= Beginning of Section =

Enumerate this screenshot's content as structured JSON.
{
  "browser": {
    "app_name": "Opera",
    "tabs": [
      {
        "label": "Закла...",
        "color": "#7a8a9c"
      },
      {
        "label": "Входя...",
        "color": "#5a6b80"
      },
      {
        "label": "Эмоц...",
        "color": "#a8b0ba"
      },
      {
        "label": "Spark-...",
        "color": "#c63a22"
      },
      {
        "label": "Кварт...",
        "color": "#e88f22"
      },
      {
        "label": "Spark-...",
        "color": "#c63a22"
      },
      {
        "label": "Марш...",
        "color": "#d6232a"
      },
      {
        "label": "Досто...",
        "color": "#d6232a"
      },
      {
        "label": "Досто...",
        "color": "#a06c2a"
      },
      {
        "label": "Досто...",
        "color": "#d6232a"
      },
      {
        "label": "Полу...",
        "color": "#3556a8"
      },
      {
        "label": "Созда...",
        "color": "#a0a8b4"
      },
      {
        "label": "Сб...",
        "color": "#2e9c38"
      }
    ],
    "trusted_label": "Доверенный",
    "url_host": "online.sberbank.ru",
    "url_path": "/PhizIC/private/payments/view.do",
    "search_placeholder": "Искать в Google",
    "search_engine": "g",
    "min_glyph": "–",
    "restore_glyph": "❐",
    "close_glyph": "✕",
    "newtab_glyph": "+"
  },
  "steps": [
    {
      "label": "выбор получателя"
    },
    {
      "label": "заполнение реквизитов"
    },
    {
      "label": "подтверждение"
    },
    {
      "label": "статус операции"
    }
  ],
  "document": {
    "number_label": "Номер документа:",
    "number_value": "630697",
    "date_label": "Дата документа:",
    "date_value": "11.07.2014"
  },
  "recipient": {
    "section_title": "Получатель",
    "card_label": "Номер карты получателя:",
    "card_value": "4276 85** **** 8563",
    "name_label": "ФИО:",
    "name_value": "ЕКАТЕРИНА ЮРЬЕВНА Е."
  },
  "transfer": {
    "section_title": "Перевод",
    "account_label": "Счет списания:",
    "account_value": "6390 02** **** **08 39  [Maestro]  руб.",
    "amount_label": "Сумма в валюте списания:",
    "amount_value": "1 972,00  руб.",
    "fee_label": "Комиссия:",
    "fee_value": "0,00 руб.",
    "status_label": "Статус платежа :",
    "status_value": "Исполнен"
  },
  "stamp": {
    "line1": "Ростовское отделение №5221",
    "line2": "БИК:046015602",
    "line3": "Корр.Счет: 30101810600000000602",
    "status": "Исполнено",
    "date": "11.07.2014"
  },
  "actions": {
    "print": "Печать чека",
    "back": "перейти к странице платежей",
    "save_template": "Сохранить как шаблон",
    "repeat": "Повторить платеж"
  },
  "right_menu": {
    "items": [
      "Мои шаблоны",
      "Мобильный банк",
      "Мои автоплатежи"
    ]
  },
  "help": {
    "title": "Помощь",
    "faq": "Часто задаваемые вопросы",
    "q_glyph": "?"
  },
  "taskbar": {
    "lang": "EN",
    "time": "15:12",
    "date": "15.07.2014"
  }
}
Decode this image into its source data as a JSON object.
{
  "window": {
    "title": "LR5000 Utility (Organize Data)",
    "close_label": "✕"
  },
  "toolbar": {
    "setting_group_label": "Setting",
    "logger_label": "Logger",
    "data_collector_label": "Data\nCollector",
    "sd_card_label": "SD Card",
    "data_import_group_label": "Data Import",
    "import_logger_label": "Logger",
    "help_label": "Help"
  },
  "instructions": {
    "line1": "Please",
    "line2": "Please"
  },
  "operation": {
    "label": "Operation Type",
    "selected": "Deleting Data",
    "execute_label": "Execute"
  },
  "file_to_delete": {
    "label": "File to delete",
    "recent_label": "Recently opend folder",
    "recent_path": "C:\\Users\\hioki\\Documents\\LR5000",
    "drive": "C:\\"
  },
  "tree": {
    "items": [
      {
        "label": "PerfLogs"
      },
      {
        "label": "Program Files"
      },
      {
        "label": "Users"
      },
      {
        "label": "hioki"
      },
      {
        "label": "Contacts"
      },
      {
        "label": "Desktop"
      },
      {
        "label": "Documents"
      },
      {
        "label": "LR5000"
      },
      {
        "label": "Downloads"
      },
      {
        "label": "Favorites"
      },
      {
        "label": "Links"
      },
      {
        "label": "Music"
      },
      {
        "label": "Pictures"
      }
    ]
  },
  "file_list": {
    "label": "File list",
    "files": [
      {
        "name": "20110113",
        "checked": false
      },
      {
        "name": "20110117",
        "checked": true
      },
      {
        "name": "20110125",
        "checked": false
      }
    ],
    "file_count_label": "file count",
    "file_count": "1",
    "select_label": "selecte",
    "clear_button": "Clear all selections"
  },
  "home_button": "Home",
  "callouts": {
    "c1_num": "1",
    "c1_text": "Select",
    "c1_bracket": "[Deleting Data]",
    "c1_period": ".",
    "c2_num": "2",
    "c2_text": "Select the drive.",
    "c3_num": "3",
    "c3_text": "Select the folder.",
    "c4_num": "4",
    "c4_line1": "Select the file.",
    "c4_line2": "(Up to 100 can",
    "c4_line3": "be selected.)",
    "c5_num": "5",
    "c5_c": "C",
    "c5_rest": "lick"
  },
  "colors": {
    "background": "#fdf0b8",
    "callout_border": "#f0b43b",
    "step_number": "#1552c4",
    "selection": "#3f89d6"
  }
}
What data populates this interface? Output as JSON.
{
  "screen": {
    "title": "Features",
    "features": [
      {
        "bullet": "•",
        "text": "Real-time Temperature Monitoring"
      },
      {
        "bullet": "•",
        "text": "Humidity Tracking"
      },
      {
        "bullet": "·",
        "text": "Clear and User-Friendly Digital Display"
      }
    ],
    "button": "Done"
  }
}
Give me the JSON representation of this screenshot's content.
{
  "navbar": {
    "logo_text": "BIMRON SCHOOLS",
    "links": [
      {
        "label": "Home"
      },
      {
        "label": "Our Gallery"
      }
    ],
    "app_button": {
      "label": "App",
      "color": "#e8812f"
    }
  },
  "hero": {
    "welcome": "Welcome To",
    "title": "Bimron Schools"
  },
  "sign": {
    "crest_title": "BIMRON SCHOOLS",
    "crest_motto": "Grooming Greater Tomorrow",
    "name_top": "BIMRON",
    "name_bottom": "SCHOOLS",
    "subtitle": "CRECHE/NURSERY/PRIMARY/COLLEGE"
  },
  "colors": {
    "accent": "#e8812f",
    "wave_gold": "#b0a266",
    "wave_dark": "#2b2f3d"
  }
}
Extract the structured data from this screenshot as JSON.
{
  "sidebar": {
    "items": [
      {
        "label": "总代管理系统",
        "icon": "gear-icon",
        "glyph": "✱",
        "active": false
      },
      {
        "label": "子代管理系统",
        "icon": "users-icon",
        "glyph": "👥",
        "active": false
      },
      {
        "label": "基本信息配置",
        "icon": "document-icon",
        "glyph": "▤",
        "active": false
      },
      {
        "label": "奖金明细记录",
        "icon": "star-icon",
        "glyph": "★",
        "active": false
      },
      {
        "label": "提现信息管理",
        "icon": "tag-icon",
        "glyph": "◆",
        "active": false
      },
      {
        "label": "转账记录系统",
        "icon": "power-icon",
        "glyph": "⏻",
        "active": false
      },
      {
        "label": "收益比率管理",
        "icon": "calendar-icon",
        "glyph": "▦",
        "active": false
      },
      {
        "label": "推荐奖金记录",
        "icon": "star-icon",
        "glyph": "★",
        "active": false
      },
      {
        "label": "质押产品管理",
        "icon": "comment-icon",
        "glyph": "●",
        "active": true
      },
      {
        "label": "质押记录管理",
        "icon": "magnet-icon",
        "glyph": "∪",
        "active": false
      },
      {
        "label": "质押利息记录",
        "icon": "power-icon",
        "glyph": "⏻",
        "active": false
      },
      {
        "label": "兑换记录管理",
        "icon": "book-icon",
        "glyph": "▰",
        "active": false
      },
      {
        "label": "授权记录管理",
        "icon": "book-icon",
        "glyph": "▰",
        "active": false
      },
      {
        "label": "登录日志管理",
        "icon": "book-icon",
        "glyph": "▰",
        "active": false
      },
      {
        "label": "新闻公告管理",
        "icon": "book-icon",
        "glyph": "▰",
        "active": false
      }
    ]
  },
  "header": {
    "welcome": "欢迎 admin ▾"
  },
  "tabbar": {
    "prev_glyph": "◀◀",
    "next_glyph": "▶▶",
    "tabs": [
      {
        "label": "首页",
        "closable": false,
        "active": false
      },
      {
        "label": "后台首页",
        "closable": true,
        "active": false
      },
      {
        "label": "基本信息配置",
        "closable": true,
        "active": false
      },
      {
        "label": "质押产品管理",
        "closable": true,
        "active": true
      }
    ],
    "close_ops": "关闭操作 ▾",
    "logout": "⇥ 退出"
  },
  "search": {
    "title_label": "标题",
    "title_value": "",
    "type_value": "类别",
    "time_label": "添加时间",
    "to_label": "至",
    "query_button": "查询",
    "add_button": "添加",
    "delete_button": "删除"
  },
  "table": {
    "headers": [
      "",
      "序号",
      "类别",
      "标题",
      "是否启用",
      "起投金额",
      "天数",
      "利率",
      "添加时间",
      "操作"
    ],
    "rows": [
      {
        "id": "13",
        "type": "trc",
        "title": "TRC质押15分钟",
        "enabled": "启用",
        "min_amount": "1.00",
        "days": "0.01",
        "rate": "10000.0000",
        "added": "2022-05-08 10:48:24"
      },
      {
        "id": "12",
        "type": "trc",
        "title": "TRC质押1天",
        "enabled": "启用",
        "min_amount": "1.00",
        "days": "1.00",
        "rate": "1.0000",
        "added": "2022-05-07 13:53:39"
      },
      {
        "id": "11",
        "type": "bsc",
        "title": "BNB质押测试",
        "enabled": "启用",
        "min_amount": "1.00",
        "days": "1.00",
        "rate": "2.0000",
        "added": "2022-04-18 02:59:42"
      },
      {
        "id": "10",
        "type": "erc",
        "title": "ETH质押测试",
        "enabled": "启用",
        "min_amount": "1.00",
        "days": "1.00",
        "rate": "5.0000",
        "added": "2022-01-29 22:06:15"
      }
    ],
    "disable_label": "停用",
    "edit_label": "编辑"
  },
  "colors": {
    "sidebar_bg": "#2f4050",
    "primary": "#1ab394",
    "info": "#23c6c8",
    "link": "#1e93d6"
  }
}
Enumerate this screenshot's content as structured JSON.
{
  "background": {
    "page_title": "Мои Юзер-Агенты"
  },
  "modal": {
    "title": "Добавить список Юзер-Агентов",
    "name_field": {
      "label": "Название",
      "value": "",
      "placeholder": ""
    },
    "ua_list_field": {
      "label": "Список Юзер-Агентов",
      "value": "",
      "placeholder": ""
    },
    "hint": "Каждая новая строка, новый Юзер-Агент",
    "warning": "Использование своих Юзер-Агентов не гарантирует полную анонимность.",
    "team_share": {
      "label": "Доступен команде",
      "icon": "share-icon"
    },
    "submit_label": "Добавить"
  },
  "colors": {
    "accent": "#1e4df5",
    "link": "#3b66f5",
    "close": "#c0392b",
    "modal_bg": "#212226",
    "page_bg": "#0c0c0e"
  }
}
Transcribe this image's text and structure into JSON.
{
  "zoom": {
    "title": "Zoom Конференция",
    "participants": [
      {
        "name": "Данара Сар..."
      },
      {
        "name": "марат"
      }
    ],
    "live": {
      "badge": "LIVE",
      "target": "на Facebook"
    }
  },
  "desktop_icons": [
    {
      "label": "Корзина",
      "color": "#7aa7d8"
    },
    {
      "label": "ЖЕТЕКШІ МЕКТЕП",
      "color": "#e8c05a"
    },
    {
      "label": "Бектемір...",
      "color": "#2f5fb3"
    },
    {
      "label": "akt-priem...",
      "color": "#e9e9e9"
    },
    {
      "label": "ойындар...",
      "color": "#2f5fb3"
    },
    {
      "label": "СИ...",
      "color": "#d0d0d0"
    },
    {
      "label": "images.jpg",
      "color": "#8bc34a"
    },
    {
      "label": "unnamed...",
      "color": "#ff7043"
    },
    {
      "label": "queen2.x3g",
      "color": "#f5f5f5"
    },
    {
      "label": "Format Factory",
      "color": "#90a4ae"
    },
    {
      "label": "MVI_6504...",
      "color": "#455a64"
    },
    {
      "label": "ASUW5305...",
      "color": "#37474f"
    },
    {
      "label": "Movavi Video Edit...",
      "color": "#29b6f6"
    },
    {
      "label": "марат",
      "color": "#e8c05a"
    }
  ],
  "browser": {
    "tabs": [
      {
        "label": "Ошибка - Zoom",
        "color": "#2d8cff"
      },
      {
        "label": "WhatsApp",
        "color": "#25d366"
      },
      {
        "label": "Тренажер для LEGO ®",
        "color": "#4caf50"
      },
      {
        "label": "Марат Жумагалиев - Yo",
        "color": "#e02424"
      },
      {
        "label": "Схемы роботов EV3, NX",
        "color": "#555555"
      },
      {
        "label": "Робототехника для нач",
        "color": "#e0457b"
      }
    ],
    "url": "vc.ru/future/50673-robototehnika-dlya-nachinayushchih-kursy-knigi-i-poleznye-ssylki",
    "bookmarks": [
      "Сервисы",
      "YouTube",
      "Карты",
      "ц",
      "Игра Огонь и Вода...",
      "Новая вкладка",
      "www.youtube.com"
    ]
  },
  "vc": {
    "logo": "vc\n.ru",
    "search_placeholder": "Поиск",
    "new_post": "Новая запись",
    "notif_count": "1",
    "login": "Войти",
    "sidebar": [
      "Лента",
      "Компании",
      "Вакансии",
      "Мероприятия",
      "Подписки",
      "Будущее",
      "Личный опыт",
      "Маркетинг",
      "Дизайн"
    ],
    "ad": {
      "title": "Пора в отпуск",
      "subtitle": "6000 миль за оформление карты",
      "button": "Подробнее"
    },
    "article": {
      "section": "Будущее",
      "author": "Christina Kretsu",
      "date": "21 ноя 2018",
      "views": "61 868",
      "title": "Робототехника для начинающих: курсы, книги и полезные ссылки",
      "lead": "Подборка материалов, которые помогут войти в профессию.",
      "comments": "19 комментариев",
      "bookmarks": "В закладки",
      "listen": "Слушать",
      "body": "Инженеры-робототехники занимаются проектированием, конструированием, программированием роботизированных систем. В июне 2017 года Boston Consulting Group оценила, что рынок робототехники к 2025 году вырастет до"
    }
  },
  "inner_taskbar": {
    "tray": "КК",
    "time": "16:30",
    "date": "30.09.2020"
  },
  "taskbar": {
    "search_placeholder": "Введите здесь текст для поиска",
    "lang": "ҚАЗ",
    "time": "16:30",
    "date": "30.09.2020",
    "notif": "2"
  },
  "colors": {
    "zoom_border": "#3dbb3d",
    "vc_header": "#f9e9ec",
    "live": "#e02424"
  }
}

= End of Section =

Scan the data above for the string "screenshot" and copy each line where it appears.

Enumerate this screenshot's content as structured JSON.
Give me the JSON representation of this screenshot's content.
Extract the structured data from this screenshot as JSON.
Enumerate this screenshot's content as structured JSON.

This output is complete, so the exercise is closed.